Instructions for the task:
Using the listing below, keep only the lines with the word "Note" and copy them.

+++ Data in this exercise

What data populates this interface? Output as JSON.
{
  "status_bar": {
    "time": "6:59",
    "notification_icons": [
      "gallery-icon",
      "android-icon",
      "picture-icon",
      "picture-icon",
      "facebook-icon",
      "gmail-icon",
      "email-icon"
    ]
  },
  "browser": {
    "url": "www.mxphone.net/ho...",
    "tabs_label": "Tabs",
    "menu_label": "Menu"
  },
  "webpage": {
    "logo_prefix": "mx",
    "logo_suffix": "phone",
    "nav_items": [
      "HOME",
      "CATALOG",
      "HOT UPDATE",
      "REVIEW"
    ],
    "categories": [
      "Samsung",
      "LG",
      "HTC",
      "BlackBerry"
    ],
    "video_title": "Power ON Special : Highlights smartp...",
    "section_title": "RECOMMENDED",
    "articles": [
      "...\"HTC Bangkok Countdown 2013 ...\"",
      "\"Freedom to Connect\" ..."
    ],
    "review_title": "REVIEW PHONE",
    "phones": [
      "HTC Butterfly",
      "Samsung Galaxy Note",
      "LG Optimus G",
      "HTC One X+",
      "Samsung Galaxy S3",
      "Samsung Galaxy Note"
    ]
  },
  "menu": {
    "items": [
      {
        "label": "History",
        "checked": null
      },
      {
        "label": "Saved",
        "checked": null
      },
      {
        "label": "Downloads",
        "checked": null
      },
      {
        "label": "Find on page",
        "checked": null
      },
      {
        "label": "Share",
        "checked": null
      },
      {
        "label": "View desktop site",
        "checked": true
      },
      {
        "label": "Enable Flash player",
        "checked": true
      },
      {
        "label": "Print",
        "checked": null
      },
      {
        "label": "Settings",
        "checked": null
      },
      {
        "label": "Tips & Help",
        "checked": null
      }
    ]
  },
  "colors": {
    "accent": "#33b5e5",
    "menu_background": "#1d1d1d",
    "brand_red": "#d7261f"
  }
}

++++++
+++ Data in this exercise

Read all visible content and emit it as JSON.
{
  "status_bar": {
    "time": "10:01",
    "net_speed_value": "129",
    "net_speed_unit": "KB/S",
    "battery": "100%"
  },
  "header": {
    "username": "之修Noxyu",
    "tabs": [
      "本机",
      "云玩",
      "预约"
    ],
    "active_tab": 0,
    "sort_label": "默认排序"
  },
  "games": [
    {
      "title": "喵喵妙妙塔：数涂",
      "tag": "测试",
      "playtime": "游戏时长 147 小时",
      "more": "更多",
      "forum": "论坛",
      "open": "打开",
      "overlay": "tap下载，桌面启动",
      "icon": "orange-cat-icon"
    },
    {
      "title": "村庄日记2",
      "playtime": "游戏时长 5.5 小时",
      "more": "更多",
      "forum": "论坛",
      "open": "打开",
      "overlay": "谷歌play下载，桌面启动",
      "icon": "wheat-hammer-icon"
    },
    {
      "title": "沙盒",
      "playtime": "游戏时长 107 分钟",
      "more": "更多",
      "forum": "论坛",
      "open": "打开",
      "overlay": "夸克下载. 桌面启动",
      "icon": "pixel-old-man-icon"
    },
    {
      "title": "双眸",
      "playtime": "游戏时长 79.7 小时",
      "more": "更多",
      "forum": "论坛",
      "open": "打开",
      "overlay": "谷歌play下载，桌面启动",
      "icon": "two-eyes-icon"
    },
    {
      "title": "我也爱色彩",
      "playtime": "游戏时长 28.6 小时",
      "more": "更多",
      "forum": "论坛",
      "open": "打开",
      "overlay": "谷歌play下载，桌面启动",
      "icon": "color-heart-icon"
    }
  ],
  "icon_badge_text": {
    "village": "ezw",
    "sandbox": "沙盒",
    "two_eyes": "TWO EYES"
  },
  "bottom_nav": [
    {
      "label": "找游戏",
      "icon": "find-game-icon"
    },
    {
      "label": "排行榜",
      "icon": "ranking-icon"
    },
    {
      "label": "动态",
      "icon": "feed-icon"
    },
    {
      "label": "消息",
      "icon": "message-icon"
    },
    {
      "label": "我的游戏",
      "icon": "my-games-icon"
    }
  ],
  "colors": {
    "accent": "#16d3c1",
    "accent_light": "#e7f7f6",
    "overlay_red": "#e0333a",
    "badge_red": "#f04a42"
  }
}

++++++

Expected output:
      "Samsung Galaxy Note",
      "Samsung Galaxy Note"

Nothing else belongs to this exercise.